Moose, Goose, and Mouse by Mordicai Gerstein and Jeff MackWhat it's about: Housemates Moose, Goose, and Mouse want to ditch their old, cold, and moldy abode in favor of something sunny, funny, and with a bunny. But when they board a train to go house-hunting, things quickly go off the rails.
Why kids might like it: It's hard to resist the playful rhymes, silly slapstick, and winsome animal trio at the heart of this easy reader.
About the creators: Before his death in 2019, author/illustrator Mordecai Gerstein asked illustrator Jeff Mack to finish the artwork in this book, and Mack did so with madcap aplomb.
Eyes That Kiss in the Corners by Joanna Ho; illustrated by Dung HoWhat it's about: After noticing how her appearance differs from her peers', a Chinese American girl finds comfort and confidence in recognizing how her eyes are beautiful just like Mama's, Amah's, and Mei-Mei's.
Read it for: poetic, affirming words, as well as sumptuous illustrations teeming with visual references to Chinese culture and mythology.
Try this next: Minh Lê's Drawn Together, another warm, fanciful story celebrating Asian identity and intergenerational bonds.
Homes in the Wild: Where Baby Animals and Their Parents Live by Lita JudgeWhat it is: an overview of 26 different mammals and the dwellings they create to raise their babies.
Who it's for: Very young children can admire the expressive animal illustrations, while older picture book readers may relish the facts and examples provided in the more detailed spreads.

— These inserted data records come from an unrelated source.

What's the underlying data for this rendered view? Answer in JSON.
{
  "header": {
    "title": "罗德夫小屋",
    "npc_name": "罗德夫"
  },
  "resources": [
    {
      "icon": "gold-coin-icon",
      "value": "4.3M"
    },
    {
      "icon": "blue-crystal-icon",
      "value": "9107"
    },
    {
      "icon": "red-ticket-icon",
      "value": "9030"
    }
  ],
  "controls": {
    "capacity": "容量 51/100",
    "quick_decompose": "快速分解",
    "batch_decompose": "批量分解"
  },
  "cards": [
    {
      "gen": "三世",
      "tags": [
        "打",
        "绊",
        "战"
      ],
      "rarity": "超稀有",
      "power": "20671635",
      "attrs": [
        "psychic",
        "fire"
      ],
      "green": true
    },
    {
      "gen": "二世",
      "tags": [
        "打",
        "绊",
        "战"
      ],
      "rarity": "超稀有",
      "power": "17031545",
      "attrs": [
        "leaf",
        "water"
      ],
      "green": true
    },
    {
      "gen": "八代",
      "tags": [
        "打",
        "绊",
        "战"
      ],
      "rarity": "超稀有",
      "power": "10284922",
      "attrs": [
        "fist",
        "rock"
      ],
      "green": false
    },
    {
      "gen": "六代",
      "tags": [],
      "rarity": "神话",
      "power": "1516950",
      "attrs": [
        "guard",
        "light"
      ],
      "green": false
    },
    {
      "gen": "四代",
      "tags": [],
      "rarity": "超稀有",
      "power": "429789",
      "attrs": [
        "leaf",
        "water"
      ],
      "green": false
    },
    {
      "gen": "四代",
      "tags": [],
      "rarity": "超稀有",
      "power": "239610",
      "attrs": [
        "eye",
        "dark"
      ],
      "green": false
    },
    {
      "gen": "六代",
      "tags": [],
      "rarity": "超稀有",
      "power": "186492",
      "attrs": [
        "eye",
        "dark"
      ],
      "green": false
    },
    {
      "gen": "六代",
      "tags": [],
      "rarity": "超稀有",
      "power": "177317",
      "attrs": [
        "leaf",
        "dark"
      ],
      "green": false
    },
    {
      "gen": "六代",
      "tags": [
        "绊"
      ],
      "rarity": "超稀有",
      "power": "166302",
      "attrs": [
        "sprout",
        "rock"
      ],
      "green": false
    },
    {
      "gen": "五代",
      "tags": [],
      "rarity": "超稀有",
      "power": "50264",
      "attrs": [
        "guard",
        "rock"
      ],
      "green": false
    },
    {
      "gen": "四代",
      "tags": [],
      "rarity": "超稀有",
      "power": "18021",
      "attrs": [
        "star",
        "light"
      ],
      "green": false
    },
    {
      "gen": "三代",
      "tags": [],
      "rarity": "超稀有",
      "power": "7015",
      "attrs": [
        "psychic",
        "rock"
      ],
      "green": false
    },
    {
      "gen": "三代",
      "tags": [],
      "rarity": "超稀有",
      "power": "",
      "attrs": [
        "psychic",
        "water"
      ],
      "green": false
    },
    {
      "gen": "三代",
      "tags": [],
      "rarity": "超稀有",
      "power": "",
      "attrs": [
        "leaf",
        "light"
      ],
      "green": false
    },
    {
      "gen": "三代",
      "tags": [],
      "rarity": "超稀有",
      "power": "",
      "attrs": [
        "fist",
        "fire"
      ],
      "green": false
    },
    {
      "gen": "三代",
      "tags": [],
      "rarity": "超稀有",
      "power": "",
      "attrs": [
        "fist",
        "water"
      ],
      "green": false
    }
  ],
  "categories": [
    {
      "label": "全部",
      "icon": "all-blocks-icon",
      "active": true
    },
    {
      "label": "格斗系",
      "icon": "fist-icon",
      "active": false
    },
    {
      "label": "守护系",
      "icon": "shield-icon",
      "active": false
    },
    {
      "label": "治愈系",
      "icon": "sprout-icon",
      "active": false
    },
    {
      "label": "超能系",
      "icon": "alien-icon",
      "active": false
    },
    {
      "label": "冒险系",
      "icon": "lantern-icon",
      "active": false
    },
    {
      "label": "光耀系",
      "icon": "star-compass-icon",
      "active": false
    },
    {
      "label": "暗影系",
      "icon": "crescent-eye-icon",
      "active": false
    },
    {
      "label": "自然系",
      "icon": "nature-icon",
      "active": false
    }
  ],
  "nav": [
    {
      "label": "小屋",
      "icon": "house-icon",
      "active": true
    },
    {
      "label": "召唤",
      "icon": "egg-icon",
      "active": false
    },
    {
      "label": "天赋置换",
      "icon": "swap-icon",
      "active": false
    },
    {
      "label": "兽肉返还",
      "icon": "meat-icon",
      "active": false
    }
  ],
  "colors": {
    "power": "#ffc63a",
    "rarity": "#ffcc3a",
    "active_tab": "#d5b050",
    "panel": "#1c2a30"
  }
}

Further reading: Little ones who want additional cozy reads about animal homes may also enjoy Jennifer Ward's Mama Dug a Little Den or Mary Murphy's Good Night Like This.
A Baby Like You by Catherine ThimmeshWhat it is: a compare-and-contrast collection of milestones -- such as eating, bathing, playing, and walking -- achieved by animal and human babies.
What's inside: Minimal text takes a backseat to adorable, diverse, up-close photographs of human infants, as well as baby foxes, hippos, lions, penguins, zebras, polar bears, and more.
Who it's for: babies who love to see themselves on the page, as well as preschoolers who can recognize the developmental stages they've already experienced.
Contact your librarian for more great books for ages 0-8!